Website and app data records

BEGIN

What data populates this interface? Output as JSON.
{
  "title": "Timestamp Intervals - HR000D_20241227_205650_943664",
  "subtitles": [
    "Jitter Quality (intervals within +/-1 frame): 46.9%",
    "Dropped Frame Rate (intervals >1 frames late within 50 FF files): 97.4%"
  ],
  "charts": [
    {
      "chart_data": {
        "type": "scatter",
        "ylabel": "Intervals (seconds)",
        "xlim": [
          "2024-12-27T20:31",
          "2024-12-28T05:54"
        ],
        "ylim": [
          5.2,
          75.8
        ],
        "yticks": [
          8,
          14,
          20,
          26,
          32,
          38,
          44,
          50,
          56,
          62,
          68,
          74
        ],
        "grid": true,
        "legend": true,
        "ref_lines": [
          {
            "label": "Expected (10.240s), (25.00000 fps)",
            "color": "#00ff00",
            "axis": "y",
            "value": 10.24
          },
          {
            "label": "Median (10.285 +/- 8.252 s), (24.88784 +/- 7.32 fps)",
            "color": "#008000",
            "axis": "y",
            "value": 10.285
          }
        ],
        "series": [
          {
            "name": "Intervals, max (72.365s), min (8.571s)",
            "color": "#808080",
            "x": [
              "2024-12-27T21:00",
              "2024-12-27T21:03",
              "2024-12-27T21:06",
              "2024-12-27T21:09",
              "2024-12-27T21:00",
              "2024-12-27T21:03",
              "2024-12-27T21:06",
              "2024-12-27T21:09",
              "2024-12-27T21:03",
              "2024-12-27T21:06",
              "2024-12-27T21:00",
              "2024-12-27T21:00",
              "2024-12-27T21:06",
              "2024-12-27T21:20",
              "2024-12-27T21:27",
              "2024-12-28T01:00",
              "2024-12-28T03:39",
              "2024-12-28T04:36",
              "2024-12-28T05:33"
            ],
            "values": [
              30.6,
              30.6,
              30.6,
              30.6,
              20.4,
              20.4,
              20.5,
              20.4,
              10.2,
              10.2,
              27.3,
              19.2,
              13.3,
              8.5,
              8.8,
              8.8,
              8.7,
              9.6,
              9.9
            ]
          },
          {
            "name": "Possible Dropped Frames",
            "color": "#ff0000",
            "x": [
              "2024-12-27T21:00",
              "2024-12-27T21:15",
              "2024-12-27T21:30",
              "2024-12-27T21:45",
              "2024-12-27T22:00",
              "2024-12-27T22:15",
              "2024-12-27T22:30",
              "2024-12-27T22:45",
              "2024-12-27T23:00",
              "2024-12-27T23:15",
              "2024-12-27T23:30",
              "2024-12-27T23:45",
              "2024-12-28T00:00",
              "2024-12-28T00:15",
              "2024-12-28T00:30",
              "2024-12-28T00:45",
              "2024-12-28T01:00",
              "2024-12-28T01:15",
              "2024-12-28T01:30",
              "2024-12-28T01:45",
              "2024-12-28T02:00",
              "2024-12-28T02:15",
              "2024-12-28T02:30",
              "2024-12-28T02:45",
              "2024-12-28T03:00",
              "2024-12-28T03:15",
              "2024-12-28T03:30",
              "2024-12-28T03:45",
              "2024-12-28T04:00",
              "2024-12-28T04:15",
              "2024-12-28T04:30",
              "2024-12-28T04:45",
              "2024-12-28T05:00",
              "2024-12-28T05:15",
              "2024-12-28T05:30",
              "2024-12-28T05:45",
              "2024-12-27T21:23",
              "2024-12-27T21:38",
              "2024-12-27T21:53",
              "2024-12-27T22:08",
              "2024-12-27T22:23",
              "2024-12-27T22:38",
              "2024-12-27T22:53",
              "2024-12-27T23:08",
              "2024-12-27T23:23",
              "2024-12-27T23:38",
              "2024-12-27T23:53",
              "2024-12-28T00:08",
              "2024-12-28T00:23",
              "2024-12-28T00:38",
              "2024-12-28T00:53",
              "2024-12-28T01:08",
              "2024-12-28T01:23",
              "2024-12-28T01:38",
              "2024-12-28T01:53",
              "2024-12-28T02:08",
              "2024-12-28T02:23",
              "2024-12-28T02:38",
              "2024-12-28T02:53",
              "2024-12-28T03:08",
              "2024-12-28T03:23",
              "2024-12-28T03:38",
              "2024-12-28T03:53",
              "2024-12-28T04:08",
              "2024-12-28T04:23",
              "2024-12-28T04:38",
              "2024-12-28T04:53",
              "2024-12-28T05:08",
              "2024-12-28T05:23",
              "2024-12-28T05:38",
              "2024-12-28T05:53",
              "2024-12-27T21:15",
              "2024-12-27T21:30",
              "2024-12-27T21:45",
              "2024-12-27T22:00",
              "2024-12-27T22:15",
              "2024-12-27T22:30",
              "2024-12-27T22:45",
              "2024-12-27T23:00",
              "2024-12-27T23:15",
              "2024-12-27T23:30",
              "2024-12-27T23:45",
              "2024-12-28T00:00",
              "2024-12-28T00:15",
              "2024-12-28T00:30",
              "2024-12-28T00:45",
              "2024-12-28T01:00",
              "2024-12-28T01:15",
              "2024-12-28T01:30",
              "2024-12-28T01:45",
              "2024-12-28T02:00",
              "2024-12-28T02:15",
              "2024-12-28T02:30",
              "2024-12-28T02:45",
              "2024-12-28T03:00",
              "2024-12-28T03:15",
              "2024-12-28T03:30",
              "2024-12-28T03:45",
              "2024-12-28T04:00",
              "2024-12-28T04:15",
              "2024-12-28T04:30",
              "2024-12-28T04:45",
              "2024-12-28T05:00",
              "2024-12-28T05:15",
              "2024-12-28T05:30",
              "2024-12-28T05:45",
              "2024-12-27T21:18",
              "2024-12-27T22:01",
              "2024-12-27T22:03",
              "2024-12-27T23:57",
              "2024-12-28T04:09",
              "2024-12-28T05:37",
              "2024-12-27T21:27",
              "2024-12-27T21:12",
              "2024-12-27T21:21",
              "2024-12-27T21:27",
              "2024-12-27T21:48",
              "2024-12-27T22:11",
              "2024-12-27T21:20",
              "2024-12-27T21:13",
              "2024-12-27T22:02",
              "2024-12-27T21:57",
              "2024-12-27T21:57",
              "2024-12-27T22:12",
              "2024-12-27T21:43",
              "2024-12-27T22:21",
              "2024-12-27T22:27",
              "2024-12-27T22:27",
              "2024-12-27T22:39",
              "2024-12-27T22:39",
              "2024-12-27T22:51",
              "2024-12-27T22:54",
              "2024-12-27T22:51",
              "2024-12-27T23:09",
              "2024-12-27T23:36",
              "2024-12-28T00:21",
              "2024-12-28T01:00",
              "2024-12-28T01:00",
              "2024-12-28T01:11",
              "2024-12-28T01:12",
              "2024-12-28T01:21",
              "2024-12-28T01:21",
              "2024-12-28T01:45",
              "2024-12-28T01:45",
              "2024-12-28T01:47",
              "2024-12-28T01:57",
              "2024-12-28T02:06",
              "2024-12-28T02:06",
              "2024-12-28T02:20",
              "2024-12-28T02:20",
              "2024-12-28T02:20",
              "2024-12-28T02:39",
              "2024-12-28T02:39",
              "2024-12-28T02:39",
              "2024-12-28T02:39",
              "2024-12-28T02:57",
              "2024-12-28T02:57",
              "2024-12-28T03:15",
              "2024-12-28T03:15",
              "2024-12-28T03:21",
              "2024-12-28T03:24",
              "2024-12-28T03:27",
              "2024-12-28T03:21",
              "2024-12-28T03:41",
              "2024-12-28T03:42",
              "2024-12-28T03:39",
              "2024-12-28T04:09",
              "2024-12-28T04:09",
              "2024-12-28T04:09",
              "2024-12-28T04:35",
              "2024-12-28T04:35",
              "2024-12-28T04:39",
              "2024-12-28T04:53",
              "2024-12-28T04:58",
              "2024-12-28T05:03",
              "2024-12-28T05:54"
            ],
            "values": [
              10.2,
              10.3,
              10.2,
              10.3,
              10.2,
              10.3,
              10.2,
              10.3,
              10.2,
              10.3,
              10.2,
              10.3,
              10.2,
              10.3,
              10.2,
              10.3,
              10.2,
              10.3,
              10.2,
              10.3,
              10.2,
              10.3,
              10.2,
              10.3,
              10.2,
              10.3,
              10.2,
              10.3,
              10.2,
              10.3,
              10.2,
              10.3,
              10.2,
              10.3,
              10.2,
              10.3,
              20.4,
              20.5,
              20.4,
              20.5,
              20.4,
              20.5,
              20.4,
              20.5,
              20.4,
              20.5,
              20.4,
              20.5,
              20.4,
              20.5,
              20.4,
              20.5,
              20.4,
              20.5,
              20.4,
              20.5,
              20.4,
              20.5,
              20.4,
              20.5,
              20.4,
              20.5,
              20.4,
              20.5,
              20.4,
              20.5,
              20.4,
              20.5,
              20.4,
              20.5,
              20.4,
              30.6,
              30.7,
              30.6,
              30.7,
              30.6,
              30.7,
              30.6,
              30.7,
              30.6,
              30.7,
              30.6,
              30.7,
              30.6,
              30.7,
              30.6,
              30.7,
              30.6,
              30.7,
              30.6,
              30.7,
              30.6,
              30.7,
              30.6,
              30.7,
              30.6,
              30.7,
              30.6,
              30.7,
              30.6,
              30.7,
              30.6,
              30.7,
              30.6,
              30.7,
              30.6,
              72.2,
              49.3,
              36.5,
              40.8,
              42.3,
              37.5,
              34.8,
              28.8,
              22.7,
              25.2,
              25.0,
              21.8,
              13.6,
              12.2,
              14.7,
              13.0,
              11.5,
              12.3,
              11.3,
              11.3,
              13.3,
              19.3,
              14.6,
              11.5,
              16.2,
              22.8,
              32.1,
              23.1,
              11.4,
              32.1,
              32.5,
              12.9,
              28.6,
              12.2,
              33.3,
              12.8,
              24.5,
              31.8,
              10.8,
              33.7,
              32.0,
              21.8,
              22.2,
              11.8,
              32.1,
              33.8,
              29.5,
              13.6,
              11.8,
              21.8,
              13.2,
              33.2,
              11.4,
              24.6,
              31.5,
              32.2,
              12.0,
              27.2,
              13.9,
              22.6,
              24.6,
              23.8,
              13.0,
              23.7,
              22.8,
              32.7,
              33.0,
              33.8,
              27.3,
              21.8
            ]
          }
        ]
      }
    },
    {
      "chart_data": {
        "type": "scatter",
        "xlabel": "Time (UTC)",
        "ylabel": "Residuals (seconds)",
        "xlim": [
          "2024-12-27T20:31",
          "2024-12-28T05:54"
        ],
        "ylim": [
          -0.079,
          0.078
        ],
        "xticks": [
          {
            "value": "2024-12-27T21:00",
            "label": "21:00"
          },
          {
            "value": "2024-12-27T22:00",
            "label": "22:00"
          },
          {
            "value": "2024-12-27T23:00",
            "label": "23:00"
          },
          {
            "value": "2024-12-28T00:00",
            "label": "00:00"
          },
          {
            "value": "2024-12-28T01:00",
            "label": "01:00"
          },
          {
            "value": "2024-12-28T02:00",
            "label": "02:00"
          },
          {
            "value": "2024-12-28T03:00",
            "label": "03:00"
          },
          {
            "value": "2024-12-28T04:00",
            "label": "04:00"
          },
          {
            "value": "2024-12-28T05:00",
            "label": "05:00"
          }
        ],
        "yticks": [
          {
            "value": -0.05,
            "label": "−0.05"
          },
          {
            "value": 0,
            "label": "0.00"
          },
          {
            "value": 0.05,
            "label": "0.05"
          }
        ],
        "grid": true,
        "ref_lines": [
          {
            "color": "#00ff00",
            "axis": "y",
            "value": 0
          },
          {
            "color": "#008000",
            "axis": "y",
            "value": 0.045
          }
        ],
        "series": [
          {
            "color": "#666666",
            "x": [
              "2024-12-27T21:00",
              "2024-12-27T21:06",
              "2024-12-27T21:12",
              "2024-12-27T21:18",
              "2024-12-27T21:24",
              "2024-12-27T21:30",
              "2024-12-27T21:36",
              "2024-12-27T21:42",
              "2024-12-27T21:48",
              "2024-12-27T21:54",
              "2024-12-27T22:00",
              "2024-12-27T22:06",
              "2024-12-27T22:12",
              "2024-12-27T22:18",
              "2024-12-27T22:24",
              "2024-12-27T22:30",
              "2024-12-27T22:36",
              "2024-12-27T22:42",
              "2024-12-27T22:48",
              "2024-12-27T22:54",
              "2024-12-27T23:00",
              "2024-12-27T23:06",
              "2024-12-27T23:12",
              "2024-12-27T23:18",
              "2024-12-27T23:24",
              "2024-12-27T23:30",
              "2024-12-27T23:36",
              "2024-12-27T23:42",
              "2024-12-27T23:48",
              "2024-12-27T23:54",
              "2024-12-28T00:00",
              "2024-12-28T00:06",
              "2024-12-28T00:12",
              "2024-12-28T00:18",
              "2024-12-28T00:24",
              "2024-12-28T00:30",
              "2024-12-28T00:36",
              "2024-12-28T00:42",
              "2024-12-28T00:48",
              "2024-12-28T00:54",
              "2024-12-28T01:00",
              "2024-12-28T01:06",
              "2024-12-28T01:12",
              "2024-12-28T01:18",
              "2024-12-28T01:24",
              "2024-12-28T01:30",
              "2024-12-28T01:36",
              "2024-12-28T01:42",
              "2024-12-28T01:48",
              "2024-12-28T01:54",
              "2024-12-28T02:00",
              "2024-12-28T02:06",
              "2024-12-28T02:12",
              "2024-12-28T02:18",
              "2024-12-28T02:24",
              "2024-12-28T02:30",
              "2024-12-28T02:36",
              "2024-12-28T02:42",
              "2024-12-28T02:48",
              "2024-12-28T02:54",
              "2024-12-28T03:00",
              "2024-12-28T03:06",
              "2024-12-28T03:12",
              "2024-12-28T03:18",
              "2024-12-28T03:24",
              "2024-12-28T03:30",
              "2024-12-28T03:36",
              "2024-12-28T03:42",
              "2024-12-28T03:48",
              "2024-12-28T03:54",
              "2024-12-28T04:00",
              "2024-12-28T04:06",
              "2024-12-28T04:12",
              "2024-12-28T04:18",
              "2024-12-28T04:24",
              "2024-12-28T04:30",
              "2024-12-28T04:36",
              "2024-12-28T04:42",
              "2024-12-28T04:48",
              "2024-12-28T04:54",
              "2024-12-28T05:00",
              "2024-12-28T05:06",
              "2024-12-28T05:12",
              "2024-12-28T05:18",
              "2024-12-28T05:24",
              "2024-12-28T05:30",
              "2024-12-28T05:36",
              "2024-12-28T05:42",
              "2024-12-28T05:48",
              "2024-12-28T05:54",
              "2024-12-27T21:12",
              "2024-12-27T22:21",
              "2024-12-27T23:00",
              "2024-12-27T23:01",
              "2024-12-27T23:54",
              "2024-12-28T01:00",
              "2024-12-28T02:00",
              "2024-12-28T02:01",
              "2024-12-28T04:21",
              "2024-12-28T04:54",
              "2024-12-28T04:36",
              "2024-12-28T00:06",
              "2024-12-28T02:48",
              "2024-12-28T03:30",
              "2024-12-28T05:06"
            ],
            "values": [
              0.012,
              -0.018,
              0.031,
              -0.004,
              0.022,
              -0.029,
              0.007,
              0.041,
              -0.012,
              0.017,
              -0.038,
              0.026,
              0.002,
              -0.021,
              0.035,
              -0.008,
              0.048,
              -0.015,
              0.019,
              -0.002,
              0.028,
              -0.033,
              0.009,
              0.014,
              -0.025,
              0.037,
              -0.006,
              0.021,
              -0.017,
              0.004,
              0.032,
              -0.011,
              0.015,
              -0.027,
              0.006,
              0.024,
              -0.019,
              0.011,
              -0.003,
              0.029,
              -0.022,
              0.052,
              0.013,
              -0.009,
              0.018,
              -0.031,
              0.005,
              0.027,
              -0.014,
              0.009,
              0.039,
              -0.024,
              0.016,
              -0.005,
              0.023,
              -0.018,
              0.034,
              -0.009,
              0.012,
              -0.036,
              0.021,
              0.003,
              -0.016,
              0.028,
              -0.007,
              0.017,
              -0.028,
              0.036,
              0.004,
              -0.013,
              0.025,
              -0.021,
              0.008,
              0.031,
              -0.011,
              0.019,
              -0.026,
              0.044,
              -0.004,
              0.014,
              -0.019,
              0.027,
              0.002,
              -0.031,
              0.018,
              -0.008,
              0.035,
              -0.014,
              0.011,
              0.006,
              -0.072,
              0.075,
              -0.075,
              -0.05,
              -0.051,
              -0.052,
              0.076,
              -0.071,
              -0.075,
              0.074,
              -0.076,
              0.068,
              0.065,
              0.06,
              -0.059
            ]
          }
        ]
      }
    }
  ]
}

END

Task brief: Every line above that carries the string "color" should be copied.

Solution to the problem:
            "color": "#00ff00",
            "color": "#008000",
            "color": "#808080",
            "color": "#ff0000",
            "color": "#00ff00",
            "color": "#008000",
            "color": "#666666",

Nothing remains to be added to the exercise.